◆ **Task prompt**:
When you spot the word "number" in a line of the data below, copy that line.

[Entries from a dataset of interfaces]

^^^^^^^^^^^^^^^^

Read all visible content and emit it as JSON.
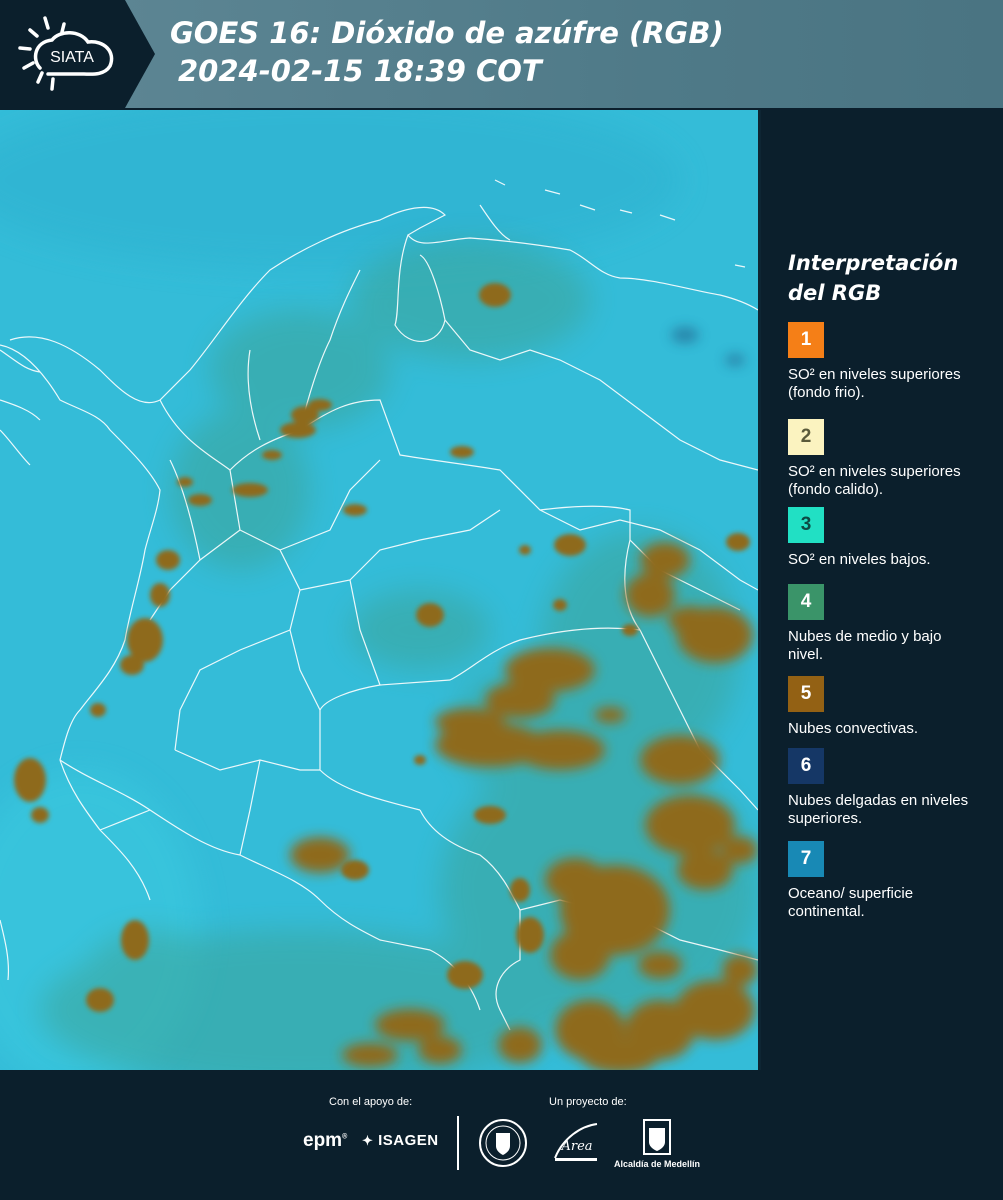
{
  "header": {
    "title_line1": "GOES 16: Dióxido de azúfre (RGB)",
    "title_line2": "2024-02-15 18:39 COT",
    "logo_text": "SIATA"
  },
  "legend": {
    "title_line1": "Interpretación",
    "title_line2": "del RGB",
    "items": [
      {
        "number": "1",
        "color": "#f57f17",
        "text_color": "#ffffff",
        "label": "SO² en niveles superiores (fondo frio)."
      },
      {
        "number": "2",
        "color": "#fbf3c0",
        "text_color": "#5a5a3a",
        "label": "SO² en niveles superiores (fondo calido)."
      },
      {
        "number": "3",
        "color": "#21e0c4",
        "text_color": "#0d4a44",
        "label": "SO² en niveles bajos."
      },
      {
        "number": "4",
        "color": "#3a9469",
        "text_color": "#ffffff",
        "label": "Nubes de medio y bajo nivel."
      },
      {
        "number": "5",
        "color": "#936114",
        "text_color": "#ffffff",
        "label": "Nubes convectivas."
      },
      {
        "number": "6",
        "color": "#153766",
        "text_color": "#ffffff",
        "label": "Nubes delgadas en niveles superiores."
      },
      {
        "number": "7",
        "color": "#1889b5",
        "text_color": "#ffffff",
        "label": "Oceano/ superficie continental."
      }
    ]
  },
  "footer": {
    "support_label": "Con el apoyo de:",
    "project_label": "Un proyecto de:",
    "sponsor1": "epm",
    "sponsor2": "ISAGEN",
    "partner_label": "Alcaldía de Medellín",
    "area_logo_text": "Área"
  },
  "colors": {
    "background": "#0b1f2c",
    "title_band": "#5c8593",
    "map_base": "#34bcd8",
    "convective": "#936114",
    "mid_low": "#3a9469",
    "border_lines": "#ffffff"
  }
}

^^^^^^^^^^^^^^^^

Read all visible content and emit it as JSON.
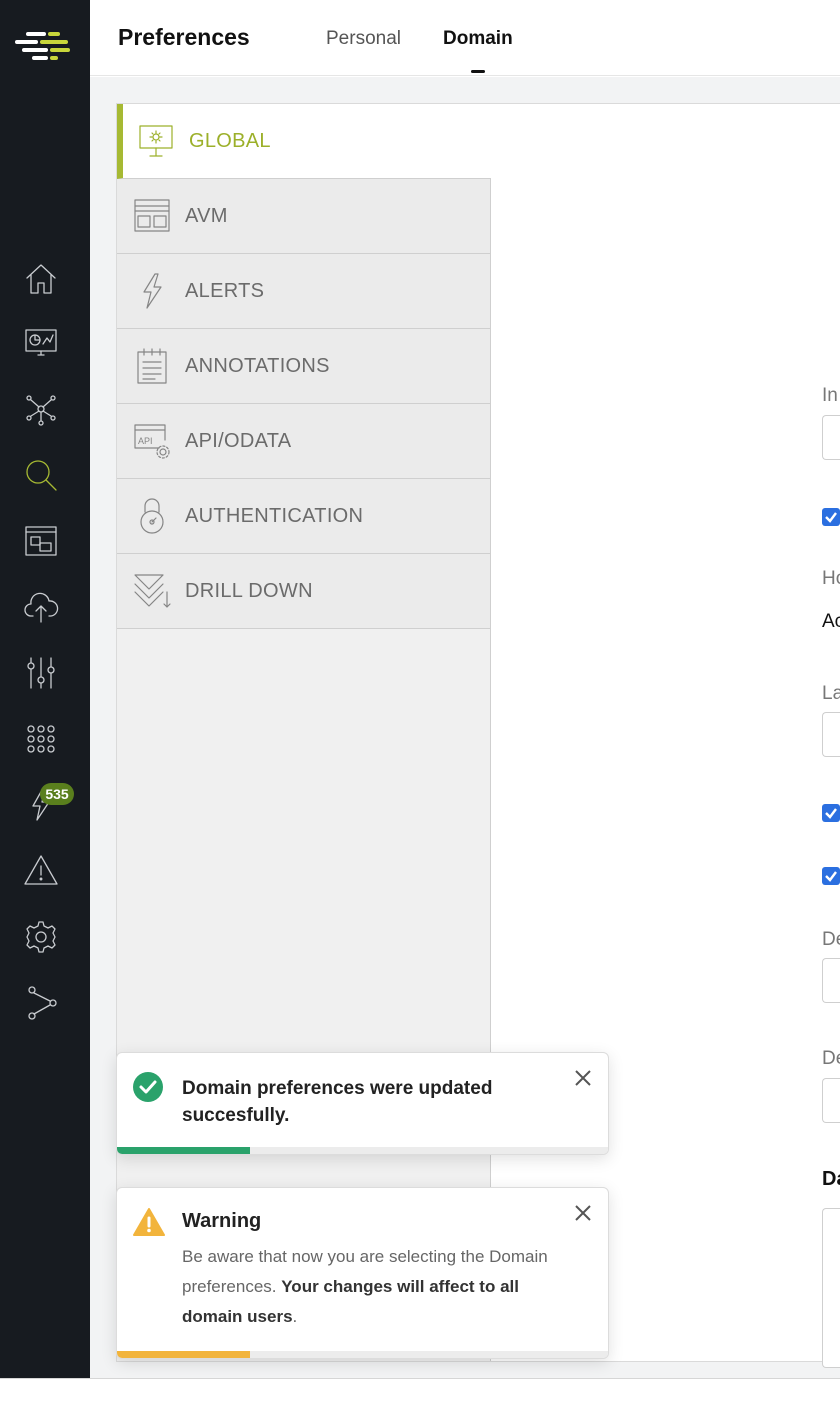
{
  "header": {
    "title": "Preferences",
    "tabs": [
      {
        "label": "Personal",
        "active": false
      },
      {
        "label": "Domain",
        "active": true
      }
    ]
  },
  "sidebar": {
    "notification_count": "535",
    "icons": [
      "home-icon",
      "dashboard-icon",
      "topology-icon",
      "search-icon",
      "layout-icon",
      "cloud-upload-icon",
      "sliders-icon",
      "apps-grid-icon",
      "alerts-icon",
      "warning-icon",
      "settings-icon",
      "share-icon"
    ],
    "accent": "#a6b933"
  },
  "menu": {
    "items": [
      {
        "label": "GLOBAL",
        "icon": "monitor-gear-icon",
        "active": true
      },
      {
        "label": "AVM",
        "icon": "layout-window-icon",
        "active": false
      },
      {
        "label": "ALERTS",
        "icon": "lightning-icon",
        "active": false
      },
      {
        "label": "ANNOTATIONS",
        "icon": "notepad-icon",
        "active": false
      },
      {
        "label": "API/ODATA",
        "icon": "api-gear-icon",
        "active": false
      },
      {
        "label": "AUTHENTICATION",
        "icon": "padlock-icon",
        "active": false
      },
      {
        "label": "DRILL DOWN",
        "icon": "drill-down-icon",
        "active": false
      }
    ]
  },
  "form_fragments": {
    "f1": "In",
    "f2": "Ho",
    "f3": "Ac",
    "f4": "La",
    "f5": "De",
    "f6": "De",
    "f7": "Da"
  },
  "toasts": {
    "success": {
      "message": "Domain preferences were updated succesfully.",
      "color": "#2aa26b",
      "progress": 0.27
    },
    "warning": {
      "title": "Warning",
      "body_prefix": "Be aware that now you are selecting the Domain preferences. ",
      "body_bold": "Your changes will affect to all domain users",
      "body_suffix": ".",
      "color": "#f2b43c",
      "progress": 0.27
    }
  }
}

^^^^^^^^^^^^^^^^

◆ **Solution below**:
        "number": "1",
        "number": "2",
        "number": "3",
        "number": "4",
        "number": "5",
        "number": "6",
        "number": "7",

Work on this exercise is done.